The federal role in education is limited to certain issues, such as laws involving civil rights and the rights of disabled and at-risk students. The relevant federal legislation includes Title I of the Elementary and Secondary Education Act of 1965, which includes the No Child Left Behind Act of 2001; Richard Russell National School Lunch Act; Child Nutrition Act of 1966; Title IX of the Education Amendments of 1972, which includes the Individuals with Disabilities Education Act; and the Civil Rights Act of 1964.
The American public school system, providing for nearly 50 million children aged 4 through 19, is primarily the responsibility of individual states; within the states, it is the shared responsibility of multiple partners. Each state’s governor can create policy through executive order; the legislature can create policy through the development of law; the chief state school officer makes policy; and the state board of education creates policy through a variety of mechanisms including rule making, regulation, and, in some states, self-executing powers. The chief state school officer and the state board of education, with the assistance of the state department of education, are charged with the task of seeing that all laws and regulations are carried out by the local boards of education.
The chief state school officer may be appointed by the governor or the state board of education, or he or she may be elected by partisan or nonpartisan statewide ballot. Membership on the state board of education may also be either by appointment or by election.

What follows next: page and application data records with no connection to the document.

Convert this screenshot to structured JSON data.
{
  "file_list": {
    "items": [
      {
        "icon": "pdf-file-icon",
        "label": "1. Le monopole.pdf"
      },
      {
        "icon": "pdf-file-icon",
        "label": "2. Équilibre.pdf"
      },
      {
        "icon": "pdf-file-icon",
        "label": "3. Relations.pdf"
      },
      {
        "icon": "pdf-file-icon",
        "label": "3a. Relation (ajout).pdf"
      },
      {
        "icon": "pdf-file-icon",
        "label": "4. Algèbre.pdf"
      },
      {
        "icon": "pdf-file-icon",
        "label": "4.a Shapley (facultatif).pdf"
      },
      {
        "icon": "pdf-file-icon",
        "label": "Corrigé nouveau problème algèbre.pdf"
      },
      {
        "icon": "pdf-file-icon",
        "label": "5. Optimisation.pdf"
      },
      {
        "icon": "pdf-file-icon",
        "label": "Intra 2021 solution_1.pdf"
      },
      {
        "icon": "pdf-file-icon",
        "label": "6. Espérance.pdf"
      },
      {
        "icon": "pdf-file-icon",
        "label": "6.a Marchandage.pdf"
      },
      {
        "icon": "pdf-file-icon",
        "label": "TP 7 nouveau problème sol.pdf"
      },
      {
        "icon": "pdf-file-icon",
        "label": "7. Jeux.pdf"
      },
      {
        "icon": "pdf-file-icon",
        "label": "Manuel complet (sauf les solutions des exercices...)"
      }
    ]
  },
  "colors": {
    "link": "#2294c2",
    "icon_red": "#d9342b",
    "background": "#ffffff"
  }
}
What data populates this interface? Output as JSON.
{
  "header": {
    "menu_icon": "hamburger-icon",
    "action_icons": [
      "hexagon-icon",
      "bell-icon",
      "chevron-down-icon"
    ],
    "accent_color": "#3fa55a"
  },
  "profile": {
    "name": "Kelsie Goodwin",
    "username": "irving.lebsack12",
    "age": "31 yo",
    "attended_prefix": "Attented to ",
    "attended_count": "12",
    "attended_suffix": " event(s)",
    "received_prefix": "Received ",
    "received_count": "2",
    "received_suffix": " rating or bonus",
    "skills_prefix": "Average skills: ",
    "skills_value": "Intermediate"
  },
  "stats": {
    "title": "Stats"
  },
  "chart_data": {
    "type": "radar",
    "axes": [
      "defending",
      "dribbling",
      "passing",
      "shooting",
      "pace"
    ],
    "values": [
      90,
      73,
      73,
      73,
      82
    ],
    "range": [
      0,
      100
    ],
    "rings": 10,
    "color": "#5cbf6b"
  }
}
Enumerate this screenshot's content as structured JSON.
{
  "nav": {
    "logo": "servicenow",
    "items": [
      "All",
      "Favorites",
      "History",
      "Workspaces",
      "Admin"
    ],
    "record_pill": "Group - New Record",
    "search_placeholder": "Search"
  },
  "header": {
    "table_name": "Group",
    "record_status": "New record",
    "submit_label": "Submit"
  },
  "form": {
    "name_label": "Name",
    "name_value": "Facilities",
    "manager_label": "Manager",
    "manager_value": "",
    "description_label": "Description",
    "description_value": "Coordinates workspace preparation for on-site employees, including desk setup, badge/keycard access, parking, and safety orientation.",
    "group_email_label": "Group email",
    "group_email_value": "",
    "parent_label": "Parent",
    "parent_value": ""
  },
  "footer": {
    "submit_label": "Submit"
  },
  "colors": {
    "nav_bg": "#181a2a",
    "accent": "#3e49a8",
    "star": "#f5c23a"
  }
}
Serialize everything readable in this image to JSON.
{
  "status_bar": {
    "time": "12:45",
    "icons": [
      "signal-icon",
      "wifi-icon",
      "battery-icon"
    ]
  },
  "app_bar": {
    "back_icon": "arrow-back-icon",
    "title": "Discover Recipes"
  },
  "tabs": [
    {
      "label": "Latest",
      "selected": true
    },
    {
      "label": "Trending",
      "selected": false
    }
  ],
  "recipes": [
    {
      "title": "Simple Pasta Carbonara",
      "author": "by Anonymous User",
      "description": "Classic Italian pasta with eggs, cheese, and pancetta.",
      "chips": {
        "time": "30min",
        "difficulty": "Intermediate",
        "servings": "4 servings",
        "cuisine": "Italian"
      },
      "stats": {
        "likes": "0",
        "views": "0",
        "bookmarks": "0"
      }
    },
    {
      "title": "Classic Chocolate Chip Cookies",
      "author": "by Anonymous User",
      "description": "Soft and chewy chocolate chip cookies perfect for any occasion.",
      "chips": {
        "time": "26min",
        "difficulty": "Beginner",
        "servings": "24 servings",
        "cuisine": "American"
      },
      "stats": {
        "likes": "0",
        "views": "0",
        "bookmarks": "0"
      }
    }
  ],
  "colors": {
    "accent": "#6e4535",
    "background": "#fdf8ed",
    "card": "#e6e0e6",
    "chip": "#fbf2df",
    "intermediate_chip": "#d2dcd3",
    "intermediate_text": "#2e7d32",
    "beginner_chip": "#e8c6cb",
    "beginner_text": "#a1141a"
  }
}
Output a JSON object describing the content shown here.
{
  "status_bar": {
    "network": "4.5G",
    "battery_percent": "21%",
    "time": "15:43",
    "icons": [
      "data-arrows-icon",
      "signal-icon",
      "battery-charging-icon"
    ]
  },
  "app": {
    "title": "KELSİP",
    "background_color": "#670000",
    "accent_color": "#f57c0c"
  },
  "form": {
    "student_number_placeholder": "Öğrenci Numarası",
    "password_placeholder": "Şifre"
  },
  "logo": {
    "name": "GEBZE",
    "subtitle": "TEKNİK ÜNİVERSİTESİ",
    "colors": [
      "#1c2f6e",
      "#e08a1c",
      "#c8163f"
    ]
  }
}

In 32 states, the state school board members are appointed by the governor; 10 have elected boards and 8 have other arrangements.
Each state is composed of school districts governed by a local school board. Local school board members are usually elected, although in some states they are appointed. Local school board members make up the largest group of elected officials in the United States, totaling about 95,000 members. These officials bear the responsibility for translating state and federal laws and regulations into workable school district policies, and they have the authority to develop operations of their local schools, as long as those policies are consistent with state and federal laws and regulations.
Professional organizations such as the National Governors Association, the National Conference of State Legislatures, the Council of Chief State